Look through the listing for the string "weeks" and copy out every line that holds it.
Data for this exercise Block Start
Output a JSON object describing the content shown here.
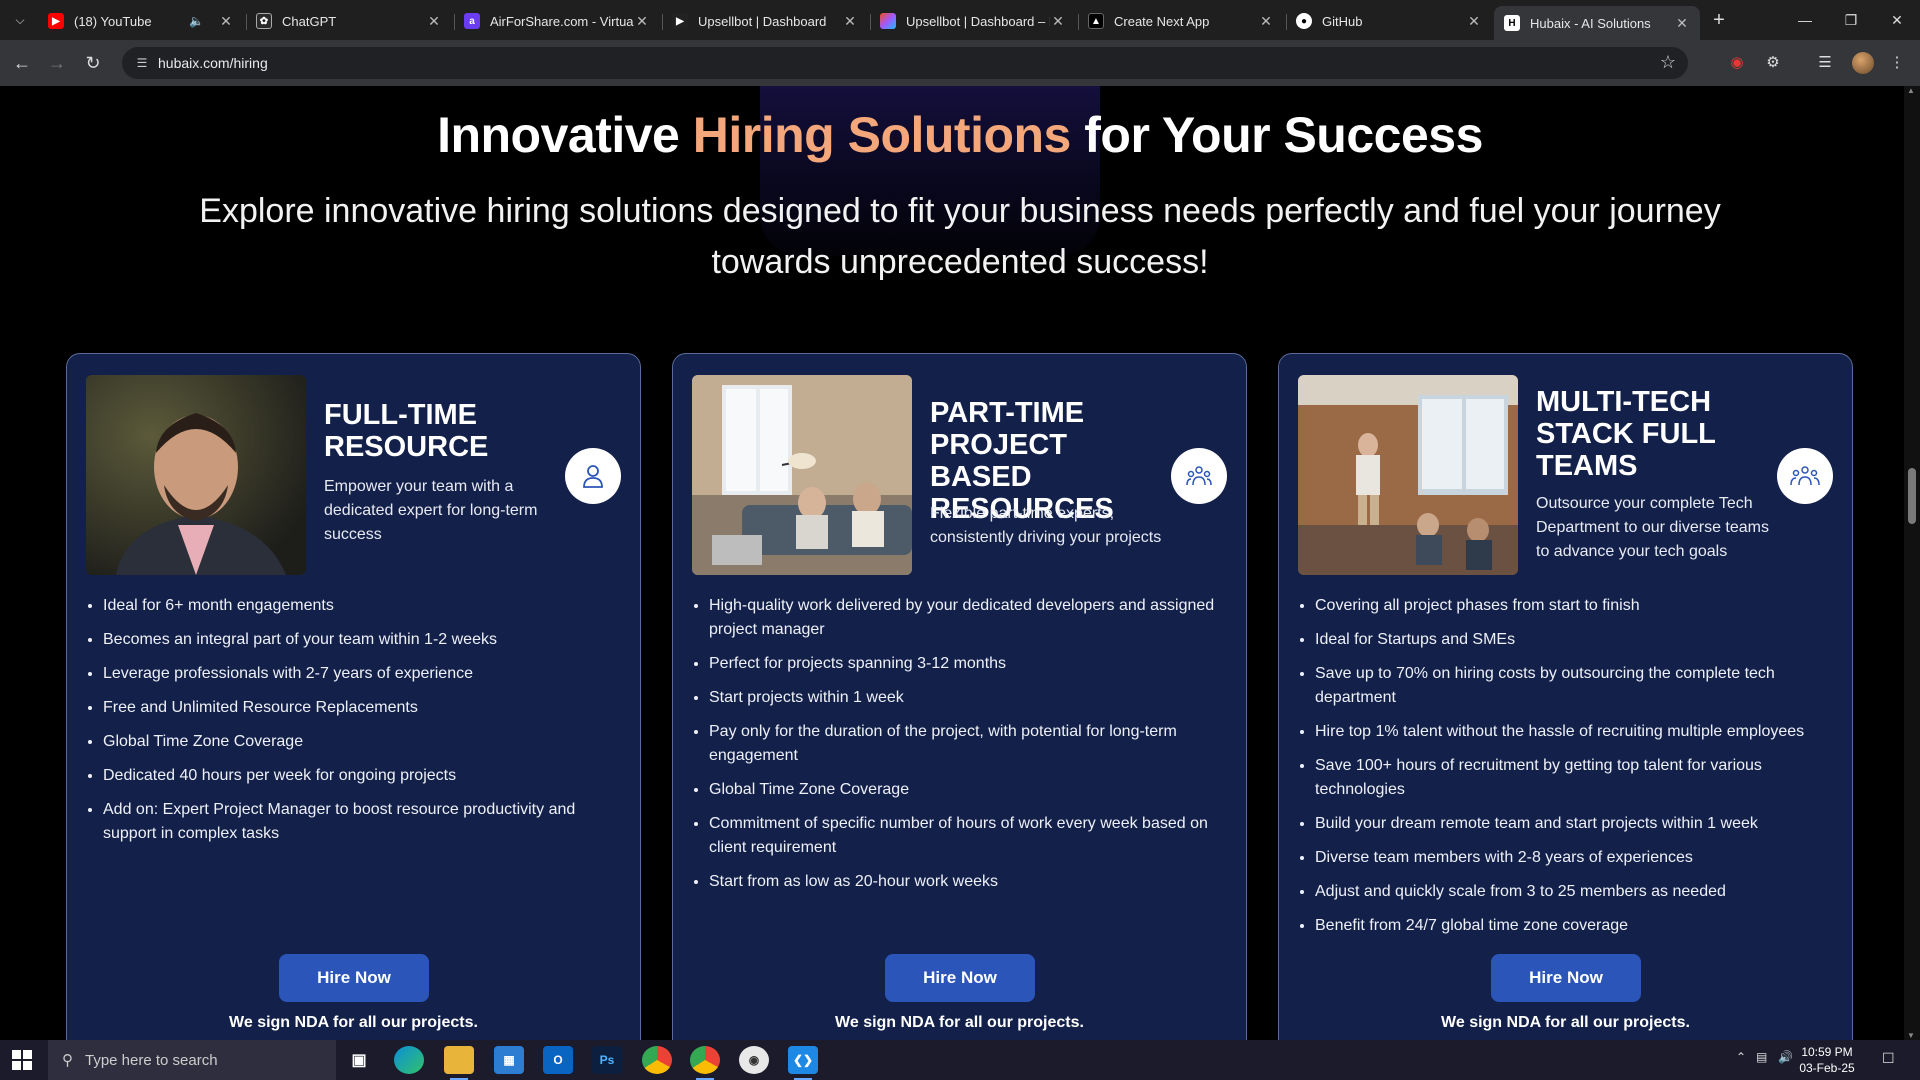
{
  "browser": {
    "tabs": [
      {
        "title": "(18) YouTube",
        "favicon": "youtube-icon",
        "favicon_color": "#ff0000",
        "audio": true
      },
      {
        "title": "ChatGPT",
        "favicon": "chatgpt-icon",
        "favicon_color": "#2a2a2a"
      },
      {
        "title": "AirForShare.com - Virtual",
        "favicon": "airforshare-icon",
        "favicon_color": "#6a3df2"
      },
      {
        "title": "Upsellbot | Dashboard",
        "favicon": "upsellbot-icon",
        "favicon_color": "#222222"
      },
      {
        "title": "Upsellbot | Dashboard – F",
        "favicon": "figma-icon",
        "favicon_color": "#f24e1e"
      },
      {
        "title": "Create Next App",
        "favicon": "vercel-icon",
        "favicon_color": "#000000"
      },
      {
        "title": "GitHub",
        "favicon": "github-icon",
        "favicon_color": "#ffffff"
      },
      {
        "title": "Hubaix - AI Solutions",
        "favicon": "hubaix-icon",
        "favicon_color": "#ffffff",
        "active": true
      }
    ],
    "url": "hubaix.com/hiring"
  },
  "hero": {
    "title_before": "Innovative ",
    "title_accent": "Hiring Solutions",
    "title_after": " for Your Success",
    "subtitle": "Explore innovative hiring solutions designed to fit your business needs perfectly and fuel your journey towards unprecedented success!",
    "accent_color": "#f4a77a"
  },
  "cards": [
    {
      "title": "FULL-TIME RESOURCE",
      "description": "Empower your team with a dedicated expert for long-term success",
      "badge_icon": "person-icon",
      "photo": "professional-man-portrait",
      "bullets": [
        "Ideal for 6+ month engagements",
        "Becomes an integral part of your team within 1-2 weeks",
        "Leverage professionals with 2-7 years of experience",
        "Free and Unlimited Resource Replacements",
        "Global Time Zone Coverage",
        "Dedicated 40 hours per week for ongoing projects",
        "Add on: Expert Project Manager to boost resource productivity and support in complex tasks"
      ],
      "button": "Hire Now",
      "note": "We sign NDA for all our projects."
    },
    {
      "title": "PART-TIME PROJECT BASED RESOURCES",
      "description": "Flexible part-time experts, consistently driving your projects",
      "badge_icon": "team-icon",
      "photo": "people-working-on-laptops",
      "bullets": [
        "High-quality work delivered by your dedicated developers and assigned project manager",
        "Perfect for projects spanning 3-12 months",
        "Start projects within 1 week",
        "Pay only for the duration of the project, with potential for long-term engagement",
        "Global Time Zone Coverage",
        "Commitment of specific number of hours of work every week based on client requirement",
        "Start from as low as 20-hour work weeks"
      ],
      "button": "Hire Now",
      "note": "We sign NDA for all our projects."
    },
    {
      "title": "MULTI-TECH STACK FULL TEAMS",
      "description": "Outsource your complete Tech Department to our diverse teams to advance your tech goals",
      "badge_icon": "team-icon",
      "photo": "team-meeting-office",
      "bullets": [
        "Covering all project phases from start to finish",
        "Ideal for Startups and SMEs",
        "Save up to 70% on hiring costs by outsourcing the complete tech department",
        "Hire top 1% talent without the hassle of recruiting multiple employees",
        "Save 100+ hours of recruitment by getting top talent for various technologies",
        "Build your dream remote team and start projects within 1 week",
        "Diverse team members with 2-8 years of experiences",
        "Adjust and quickly scale from 3 to 25 members as needed",
        "Benefit from 24/7 global time zone coverage"
      ],
      "button": "Hire Now",
      "note": "We sign NDA for all our projects."
    }
  ],
  "taskbar": {
    "search_placeholder": "Type here to search",
    "time": "10:59 PM",
    "date": "03-Feb-25"
  },
  "colors": {
    "card_bg": "#13214a",
    "button_bg": "#2b55b8"
  }
}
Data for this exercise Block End
### Answer to this task
        "Becomes an integral part of your team within 1-2 weeks",
        "Start from as low as 20-hour work weeks"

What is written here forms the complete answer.